### The task
Please find the lines in the entries below that contain the word "County", and copy each one.

****************

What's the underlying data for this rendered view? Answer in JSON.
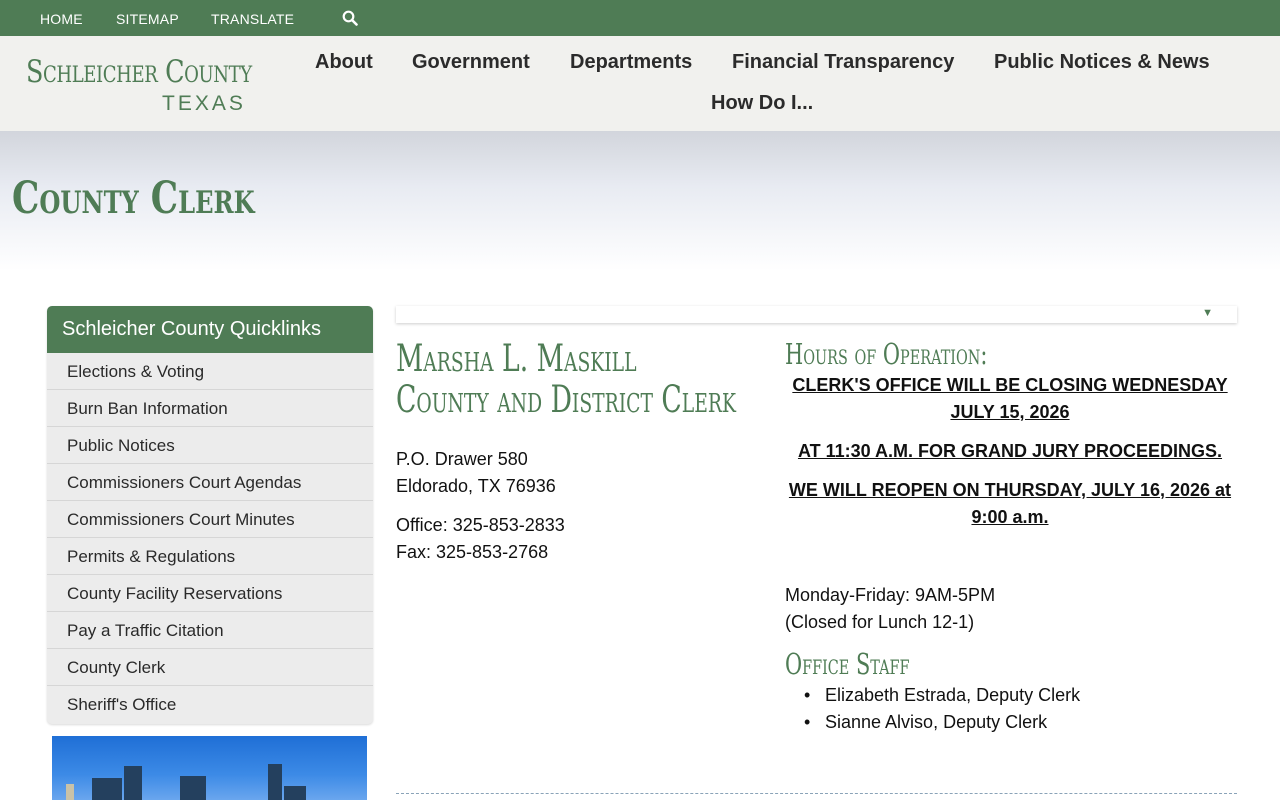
{
  "topbar": {
    "links": [
      "HOME",
      "SITEMAP",
      "TRANSLATE"
    ],
    "search_icon": "search-icon"
  },
  "header": {
    "logo_line1": "Schleicher County",
    "logo_line2": "TEXAS",
    "nav": [
      "About",
      "Government",
      "Departments",
      "Financial Transparency",
      "Public Notices & News",
      "How Do I..."
    ]
  },
  "page": {
    "title": "County Clerk"
  },
  "sidebar": {
    "heading": "Schleicher County Quicklinks",
    "items": [
      "Elections & Voting",
      "Burn Ban Information",
      "Public Notices",
      "Commissioners Court Agendas",
      "Commissioners Court Minutes",
      "Permits & Regulations",
      "County Facility Reservations",
      "Pay a Traffic Citation",
      "County Clerk",
      "Sheriff's Office"
    ]
  },
  "clerk": {
    "name": "Marsha L. Maskill",
    "role": "County and District Clerk",
    "address1": "P.O. Drawer 580",
    "address2": "Eldorado, TX 76936",
    "office": "Office: 325-853-2833",
    "fax": "Fax: 325-853-2768"
  },
  "hours": {
    "heading": "Hours of Operation:",
    "notice1": "CLERK'S OFFICE WILL BE CLOSING WEDNESDAY JULY 15, 2026",
    "notice2": "AT 11:30 A.M. FOR GRAND JURY PROCEEDINGS.",
    "notice3": "WE WILL REOPEN ON THURSDAY, JULY 16, 2026 at 9:00 a.m.",
    "weekdays": "Monday-Friday: 9AM-5PM",
    "lunch": "(Closed for Lunch 12-1)"
  },
  "staff": {
    "heading": "Office Staff",
    "members": [
      "Elizabeth Estrada, Deputy Clerk",
      "Sianne Alviso, Deputy Clerk"
    ]
  },
  "colors": {
    "brand_green": "#4f7c55",
    "header_bg": "#f1f1ee"
  }
}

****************

### Answer
    "logo_line1": "Schleicher County",
    "title": "County Clerk"
    "heading": "Schleicher County Quicklinks",
      "County Facility Reservations",
      "County Clerk",
    "role": "County and District Clerk",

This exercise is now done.